Work to be completed » Lines in which "icon" appears should be pulled from the data below.

Recorded information Block Start

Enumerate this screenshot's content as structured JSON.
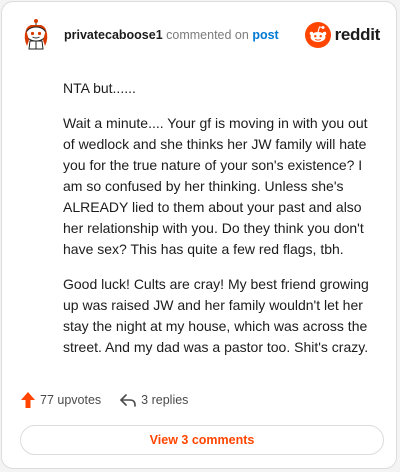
{
  "header": {
    "username": "privatecaboose1",
    "verb": "commented on",
    "post_link": "post",
    "brand": "reddit",
    "brand_color": "#ff4500",
    "link_color": "#0079d3"
  },
  "comment": {
    "paragraphs": [
      "NTA but......",
      "Wait a minute.... Your gf is moving in with you out of wedlock and she thinks her JW family will hate you for the true nature of your son's existence? I am so confused by her thinking. Unless she's ALREADY lied to them about your past and also her relationship with you. Do they think you don't have sex? This has quite a few red flags, tbh.",
      "Good luck! Cults are cray! My best friend growing up was raised JW and her family wouldn't let her stay the night at my house, which was across the street. And my dad was a pastor too. Shit's crazy."
    ]
  },
  "actions": {
    "upvotes": "77 upvotes",
    "replies": "3 replies",
    "upvote_icon": "upvote-arrow-icon",
    "reply_icon": "reply-arrow-icon"
  },
  "footer": {
    "view_comments": "View 3 comments"
  }
}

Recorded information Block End

Your response »
    "upvote_icon": "upvote-arrow-icon",
    "reply_icon": "reply-arrow-icon"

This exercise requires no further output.